Entries from a dataset of interfaces
=-=-=-=-=

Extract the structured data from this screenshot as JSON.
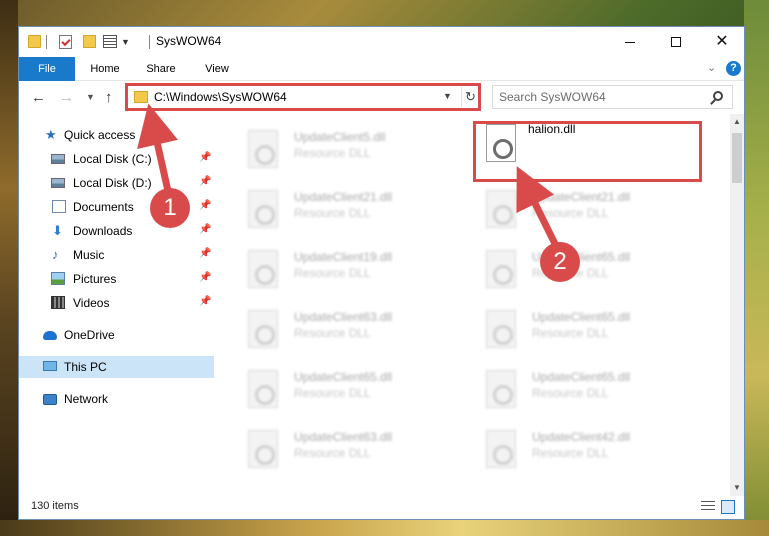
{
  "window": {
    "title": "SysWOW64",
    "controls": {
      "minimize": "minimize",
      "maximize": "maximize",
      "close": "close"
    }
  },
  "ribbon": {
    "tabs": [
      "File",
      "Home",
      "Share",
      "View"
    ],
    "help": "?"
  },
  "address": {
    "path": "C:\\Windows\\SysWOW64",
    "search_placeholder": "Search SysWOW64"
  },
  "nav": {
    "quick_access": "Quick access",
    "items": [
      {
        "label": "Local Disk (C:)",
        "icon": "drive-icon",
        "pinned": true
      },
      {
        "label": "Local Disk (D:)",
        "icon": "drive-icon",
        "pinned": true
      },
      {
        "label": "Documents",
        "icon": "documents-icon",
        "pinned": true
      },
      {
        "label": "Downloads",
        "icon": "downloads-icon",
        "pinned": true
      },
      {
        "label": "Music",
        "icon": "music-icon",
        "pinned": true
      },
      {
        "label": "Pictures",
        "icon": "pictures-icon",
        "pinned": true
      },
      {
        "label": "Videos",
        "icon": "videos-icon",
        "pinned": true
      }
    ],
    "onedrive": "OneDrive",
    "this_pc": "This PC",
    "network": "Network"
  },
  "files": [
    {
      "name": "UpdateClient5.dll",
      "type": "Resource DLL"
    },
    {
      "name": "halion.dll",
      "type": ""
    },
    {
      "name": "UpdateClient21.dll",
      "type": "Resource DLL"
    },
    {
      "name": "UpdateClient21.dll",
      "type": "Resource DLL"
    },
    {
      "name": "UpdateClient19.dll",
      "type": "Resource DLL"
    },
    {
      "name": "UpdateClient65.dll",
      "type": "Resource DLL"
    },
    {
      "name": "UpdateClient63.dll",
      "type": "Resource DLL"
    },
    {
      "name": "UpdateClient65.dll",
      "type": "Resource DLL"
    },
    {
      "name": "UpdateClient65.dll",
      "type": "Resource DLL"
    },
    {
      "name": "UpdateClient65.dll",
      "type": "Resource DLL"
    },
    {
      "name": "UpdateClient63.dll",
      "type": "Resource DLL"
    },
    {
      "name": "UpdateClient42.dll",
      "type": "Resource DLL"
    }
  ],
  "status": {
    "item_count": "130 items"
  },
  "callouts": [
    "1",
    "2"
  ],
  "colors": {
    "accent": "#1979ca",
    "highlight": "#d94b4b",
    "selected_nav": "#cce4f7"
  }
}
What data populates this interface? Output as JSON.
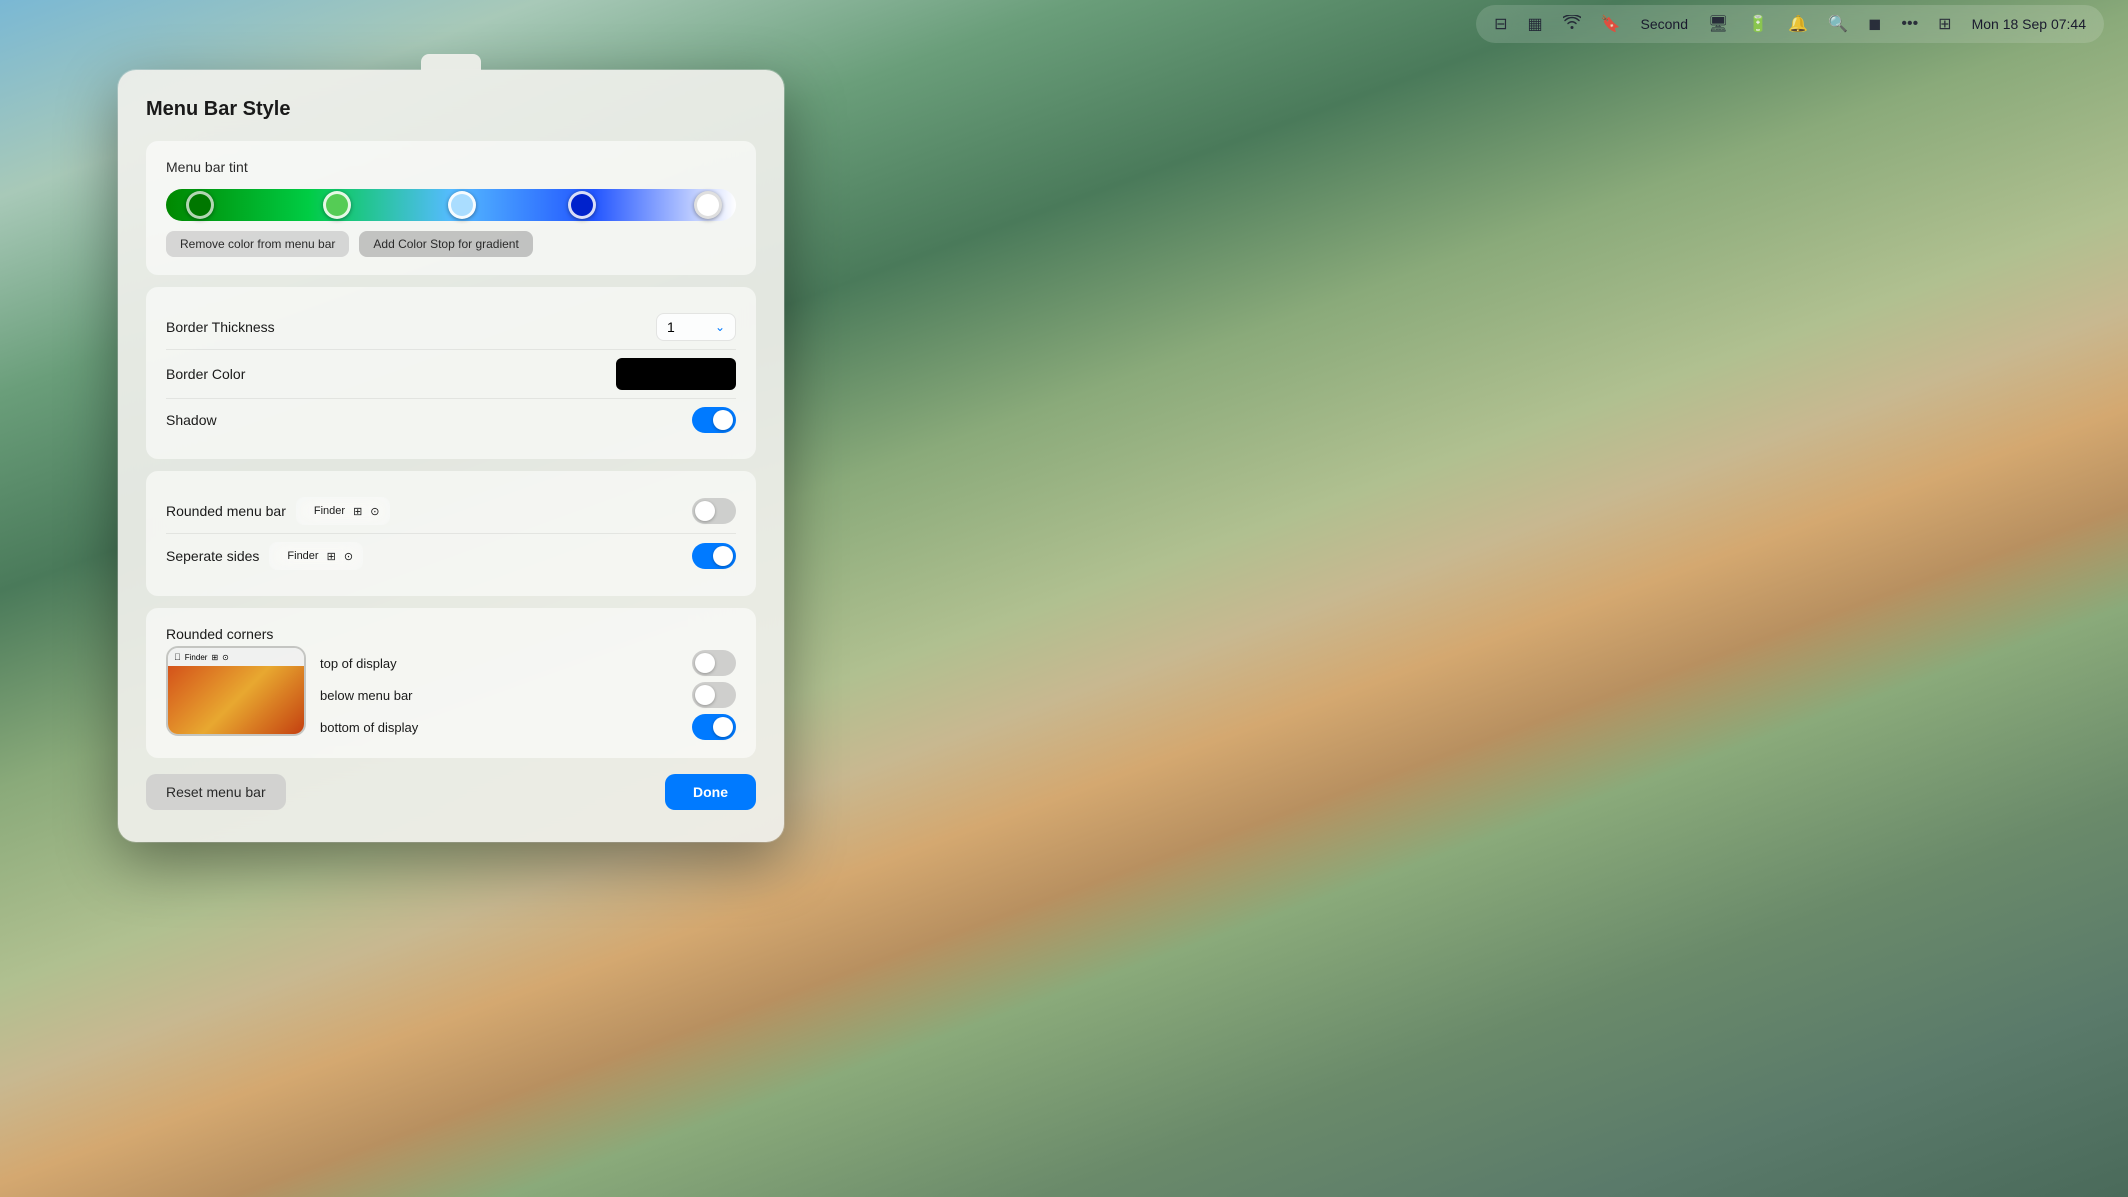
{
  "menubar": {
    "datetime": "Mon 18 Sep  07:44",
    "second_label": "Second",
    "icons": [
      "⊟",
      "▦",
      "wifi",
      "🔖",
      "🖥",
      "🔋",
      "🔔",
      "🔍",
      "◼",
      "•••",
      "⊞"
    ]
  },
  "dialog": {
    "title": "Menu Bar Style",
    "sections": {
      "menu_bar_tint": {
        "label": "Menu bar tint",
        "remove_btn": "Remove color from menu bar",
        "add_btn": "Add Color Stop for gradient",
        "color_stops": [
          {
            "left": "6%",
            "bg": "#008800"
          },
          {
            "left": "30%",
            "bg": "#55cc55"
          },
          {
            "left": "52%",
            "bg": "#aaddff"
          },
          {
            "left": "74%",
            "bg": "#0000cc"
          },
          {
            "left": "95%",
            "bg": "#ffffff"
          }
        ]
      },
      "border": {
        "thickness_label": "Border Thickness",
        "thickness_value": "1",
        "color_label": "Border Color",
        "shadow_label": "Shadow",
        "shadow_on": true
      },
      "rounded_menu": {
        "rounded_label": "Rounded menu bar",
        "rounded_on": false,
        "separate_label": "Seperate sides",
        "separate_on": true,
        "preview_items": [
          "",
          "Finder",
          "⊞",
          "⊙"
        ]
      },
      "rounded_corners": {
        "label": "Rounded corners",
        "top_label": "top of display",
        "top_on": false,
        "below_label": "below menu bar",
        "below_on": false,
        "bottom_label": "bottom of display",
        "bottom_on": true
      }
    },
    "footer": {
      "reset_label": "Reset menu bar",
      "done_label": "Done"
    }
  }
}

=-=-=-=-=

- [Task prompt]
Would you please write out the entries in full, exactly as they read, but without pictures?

- [Exercise solution]
Extract the structured data from this screenshot as JSON.
{
  "window": {
    "title": "SysWOW64",
    "controls": {
      "minimize": "minimize",
      "maximize": "maximize",
      "close": "close"
    }
  },
  "ribbon": {
    "tabs": [
      "File",
      "Home",
      "Share",
      "View"
    ],
    "help": "?"
  },
  "address": {
    "path": "C:\\Windows\\SysWOW64",
    "search_placeholder": "Search SysWOW64"
  },
  "nav": {
    "quick_access": "Quick access",
    "items": [
      {
        "label": "Local Disk (C:)",
        "icon": "drive-icon",
        "pinned": true
      },
      {
        "label": "Local Disk (D:)",
        "icon": "drive-icon",
        "pinned": true
      },
      {
        "label": "Documents",
        "icon": "documents-icon",
        "pinned": true
      },
      {
        "label": "Downloads",
        "icon": "downloads-icon",
        "pinned": true
      },
      {
        "label": "Music",
        "icon": "music-icon",
        "pinned": true
      },
      {
        "label": "Pictures",
        "icon": "pictures-icon",
        "pinned": true
      },
      {
        "label": "Videos",
        "icon": "videos-icon",
        "pinned": true
      }
    ],
    "onedrive": "OneDrive",
    "this_pc": "This PC",
    "network": "Network"
  },
  "files": [
    {
      "name": "UpdateClient5.dll",
      "type": "Resource DLL"
    },
    {
      "name": "halion.dll",
      "type": ""
    },
    {
      "name": "UpdateClient21.dll",
      "type": "Resource DLL"
    },
    {
      "name": "UpdateClient21.dll",
      "type": "Resource DLL"
    },
    {
      "name": "UpdateClient19.dll",
      "type": "Resource DLL"
    },
    {
      "name": "UpdateClient65.dll",
      "type": "Resource DLL"
    },
    {
      "name": "UpdateClient63.dll",
      "type": "Resource DLL"
    },
    {
      "name": "UpdateClient65.dll",
      "type": "Resource DLL"
    },
    {
      "name": "UpdateClient65.dll",
      "type": "Resource DLL"
    },
    {
      "name": "UpdateClient65.dll",
      "type": "Resource DLL"
    },
    {
      "name": "UpdateClient63.dll",
      "type": "Resource DLL"
    },
    {
      "name": "UpdateClient42.dll",
      "type": "Resource DLL"
    }
  ],
  "status": {
    "item_count": "130 items"
  },
  "callouts": [
    "1",
    "2"
  ],
  "colors": {
    "accent": "#1979ca",
    "highlight": "#d94b4b",
    "selected_nav": "#cce4f7"
  }
}
What data populates this interface? Output as JSON.
{
  "menubar": {
    "datetime": "Mon 18 Sep  07:44",
    "second_label": "Second",
    "icons": [
      "⊟",
      "▦",
      "wifi",
      "🔖",
      "🖥",
      "🔋",
      "🔔",
      "🔍",
      "◼",
      "•••",
      "⊞"
    ]
  },
  "dialog": {
    "title": "Menu Bar Style",
    "sections": {
      "menu_bar_tint": {
        "label": "Menu bar tint",
        "remove_btn": "Remove color from menu bar",
        "add_btn": "Add Color Stop for gradient",
        "color_stops": [
          {
            "left": "6%",
            "bg": "#008800"
          },
          {
            "left": "30%",
            "bg": "#55cc55"
          },
          {
            "left": "52%",
            "bg": "#aaddff"
          },
          {
            "left": "74%",
            "bg": "#0000cc"
          },
          {
            "left": "95%",
            "bg": "#ffffff"
          }
        ]
      },
      "border": {
        "thickness_label": "Border Thickness",
        "thickness_value": "1",
        "color_label": "Border Color",
        "shadow_label": "Shadow",
        "shadow_on": true
      },
      "rounded_menu": {
        "rounded_label": "Rounded menu bar",
        "rounded_on": false,
        "separate_label": "Seperate sides",
        "separate_on": true,
        "preview_items": [
          "",
          "Finder",
          "⊞",
          "⊙"
        ]
      },
      "rounded_corners": {
        "label": "Rounded corners",
        "top_label": "top of display",
        "top_on": false,
        "below_label": "below menu bar",
        "below_on": false,
        "bottom_label": "bottom of display",
        "bottom_on": true
      }
    },
    "footer": {
      "reset_label": "Reset menu bar",
      "done_label": "Done"
    }
  }
}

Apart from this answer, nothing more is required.